## Instructions to follow
Only lines holding "this" are wanted; copy each of them from the records below.

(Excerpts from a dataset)

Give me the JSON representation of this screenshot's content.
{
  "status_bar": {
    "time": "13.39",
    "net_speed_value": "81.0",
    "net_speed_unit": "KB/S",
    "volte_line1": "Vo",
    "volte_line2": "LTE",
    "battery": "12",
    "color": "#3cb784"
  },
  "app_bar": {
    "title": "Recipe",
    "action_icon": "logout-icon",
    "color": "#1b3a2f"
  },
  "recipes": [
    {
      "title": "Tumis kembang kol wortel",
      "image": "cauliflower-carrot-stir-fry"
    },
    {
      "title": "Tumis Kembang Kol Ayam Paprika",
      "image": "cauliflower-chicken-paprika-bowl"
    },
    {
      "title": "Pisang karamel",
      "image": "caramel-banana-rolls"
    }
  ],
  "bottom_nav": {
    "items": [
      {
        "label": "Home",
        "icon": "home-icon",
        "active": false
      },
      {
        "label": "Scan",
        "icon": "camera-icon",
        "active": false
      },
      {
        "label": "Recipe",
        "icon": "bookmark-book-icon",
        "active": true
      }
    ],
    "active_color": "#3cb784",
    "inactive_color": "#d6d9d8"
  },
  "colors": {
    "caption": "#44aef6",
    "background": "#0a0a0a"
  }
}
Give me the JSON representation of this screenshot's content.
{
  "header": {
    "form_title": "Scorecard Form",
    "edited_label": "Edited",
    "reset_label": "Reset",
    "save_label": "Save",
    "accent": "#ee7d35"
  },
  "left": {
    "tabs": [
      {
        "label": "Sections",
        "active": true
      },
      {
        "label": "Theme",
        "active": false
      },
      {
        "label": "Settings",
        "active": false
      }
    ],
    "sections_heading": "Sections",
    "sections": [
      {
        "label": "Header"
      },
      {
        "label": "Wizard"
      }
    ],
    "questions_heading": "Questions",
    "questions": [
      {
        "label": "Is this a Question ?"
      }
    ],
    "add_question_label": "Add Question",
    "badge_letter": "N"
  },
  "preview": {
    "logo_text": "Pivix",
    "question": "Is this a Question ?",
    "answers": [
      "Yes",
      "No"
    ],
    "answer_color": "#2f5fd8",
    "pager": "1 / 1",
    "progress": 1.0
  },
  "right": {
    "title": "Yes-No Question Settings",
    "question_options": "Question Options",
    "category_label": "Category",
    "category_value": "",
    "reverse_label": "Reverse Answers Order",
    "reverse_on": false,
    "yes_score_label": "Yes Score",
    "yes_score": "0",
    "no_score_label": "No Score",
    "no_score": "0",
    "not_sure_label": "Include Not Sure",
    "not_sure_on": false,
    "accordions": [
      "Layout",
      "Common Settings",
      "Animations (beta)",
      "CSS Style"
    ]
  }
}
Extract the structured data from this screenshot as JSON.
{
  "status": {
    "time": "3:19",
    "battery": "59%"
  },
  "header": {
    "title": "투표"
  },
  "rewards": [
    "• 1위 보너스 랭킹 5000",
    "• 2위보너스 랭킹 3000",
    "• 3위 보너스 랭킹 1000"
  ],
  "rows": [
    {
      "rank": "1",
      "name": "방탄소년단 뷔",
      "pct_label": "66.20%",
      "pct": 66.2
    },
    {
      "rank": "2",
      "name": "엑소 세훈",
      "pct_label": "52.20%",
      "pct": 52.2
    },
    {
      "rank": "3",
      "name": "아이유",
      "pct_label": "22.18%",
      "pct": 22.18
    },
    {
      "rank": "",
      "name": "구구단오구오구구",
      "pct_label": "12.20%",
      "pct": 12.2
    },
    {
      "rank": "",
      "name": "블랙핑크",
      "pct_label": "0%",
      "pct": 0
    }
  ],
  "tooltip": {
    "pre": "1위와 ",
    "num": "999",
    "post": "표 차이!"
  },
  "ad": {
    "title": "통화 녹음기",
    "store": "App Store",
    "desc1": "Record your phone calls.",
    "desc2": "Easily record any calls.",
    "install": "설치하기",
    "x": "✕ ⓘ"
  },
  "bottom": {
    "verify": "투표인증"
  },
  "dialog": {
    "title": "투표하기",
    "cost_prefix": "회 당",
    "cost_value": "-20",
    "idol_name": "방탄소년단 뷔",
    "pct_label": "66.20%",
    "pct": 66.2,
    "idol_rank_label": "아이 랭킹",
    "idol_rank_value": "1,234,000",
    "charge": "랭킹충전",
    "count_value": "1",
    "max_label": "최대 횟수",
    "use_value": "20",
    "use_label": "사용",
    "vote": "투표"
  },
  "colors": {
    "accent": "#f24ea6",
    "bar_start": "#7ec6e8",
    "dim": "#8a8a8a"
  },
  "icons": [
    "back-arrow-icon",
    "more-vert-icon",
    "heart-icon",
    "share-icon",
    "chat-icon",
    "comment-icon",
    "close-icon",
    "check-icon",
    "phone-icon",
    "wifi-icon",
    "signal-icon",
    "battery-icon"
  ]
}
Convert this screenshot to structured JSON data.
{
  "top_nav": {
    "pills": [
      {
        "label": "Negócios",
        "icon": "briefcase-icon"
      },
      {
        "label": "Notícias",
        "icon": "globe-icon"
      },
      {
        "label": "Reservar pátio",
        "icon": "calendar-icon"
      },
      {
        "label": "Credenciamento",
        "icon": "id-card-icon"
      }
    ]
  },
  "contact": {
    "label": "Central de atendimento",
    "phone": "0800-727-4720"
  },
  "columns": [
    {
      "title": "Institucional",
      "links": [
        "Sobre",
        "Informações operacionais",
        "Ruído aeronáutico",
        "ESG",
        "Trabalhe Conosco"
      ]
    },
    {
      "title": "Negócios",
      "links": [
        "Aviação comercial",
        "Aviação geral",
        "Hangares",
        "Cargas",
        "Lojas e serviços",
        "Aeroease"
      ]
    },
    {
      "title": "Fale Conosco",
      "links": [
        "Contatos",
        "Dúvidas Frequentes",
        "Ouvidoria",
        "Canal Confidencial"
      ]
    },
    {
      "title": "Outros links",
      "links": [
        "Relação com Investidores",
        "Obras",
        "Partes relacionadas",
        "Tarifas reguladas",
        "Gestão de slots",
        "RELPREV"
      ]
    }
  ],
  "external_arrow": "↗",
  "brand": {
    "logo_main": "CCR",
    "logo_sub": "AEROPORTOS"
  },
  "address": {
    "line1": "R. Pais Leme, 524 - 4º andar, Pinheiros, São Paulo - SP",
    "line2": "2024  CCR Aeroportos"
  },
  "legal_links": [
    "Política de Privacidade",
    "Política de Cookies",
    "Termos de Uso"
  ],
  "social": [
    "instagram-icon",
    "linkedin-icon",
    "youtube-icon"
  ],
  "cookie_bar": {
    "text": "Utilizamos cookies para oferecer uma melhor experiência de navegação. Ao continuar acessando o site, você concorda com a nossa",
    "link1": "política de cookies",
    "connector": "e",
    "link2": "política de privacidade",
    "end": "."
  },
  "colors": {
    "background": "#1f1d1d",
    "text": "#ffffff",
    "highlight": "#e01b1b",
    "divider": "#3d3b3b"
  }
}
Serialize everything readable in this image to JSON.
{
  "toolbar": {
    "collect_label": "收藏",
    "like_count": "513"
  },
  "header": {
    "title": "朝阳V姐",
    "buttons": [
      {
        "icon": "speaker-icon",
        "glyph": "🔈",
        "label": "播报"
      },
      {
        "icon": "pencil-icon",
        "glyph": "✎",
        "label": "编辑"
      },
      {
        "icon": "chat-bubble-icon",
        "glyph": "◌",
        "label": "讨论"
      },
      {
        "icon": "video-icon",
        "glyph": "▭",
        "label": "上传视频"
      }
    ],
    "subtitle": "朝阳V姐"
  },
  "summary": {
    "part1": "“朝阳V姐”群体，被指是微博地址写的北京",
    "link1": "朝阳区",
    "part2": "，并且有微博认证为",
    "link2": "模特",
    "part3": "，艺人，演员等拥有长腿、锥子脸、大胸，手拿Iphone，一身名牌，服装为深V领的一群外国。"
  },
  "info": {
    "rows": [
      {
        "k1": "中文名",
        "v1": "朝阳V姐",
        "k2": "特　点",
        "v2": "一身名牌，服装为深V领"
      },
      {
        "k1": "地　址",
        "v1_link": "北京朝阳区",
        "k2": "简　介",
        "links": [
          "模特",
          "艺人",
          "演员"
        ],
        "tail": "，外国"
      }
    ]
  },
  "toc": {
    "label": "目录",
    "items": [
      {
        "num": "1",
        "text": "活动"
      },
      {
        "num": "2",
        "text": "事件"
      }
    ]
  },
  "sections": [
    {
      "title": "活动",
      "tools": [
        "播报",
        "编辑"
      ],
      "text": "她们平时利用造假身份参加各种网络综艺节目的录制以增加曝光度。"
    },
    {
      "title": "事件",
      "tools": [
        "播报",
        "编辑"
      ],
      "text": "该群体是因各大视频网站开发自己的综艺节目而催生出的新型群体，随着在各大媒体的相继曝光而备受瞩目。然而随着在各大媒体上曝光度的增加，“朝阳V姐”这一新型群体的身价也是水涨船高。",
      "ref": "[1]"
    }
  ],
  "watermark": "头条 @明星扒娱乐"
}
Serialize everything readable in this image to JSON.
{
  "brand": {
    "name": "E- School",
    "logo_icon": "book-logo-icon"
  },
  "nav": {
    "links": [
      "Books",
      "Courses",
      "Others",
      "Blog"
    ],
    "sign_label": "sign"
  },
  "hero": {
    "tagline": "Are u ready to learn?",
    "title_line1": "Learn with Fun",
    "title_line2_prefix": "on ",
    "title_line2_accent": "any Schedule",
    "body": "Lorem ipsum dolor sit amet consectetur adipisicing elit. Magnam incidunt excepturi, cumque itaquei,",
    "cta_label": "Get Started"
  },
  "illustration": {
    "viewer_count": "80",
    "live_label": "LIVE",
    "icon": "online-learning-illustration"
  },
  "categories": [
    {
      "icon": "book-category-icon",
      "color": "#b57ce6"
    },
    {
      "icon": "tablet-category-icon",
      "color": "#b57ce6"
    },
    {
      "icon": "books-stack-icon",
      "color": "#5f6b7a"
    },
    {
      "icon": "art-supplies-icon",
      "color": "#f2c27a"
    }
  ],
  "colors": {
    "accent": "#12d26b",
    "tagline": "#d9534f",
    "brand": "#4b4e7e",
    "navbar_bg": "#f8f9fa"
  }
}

## Expected answer
Give me the JSON representation of this screenshot's content.
Give me the JSON representation of this screenshot's content.
        "label": "Is this a Question ?"
    "question": "Is this a Question ?",
Extract the structured data from this screenshot as JSON.
Convert this screenshot to structured JSON data.
Serialize everything readable in this image to JSON.
Serialize everything readable in this image to JSON.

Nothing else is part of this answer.